To insure that monies arrive safely and are distributed correctly, it is essential that we have certain information on file. Please be sure that you complete a Haiti Donation Form for each transaction that the Diocesan Finance Office is processing for you.
The Partnership Program of the Diocese of Haiti is funded by a tithe of all donations received through the program. This tithe is the only source of support for this critical program. Therefore, even if you are transferring your Partnership donation through other approved secure means, it is necessary that you submit the tithe, with Donation Form, to our Finance Office.
The mission of the Haiti-Maine Committee is:
To strengthen the mission and ministries of the Dioceses of Maine (USA) and Haiti through:
- mutual understanding
- sharing of spiritual and material resources
- and the companionship of visiting one another
and to promote an awareness of and solidarity with the Episcopal Church in Haiti by providing information an educational materials to congregations in Maine.
Maine churches partnered with Haiti churches now number 14
Three more churches have been formally partnered with churches in the Diocese of Haiti, bringing the total of such partnerships within the Diocese of Maine to 14. The three new partnered churches are Christ Church, Gardiner; St. Margaret's, Belfast; and St. Mark's, Waterville.
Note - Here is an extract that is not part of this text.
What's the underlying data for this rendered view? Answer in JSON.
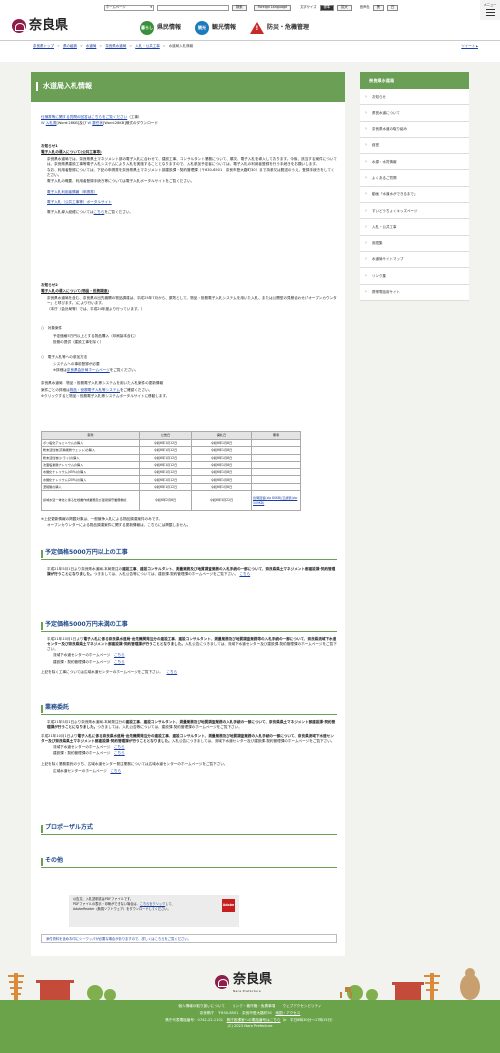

They are respectively linked with St. James Church, Morne Rosette; St. Stephen's Church and School, Limonade; and Christ King Church and School, Terrier Rouge. Christ Church will help with nutrition programs and scholarships for the children at the school in Port-de- Paix.
St Margaret's, Belfast, also hopes to help its new partner with scholarships. St Mark's has revised its weekly prayers of the people to include Christ King and Fr. Bernier, and awaits word from him as to the church and school's most urgent needs. All three Maine churches rejoice in the spiritual enrichment that will come from walking together over time with the people they will come to know in their partner churches and regions.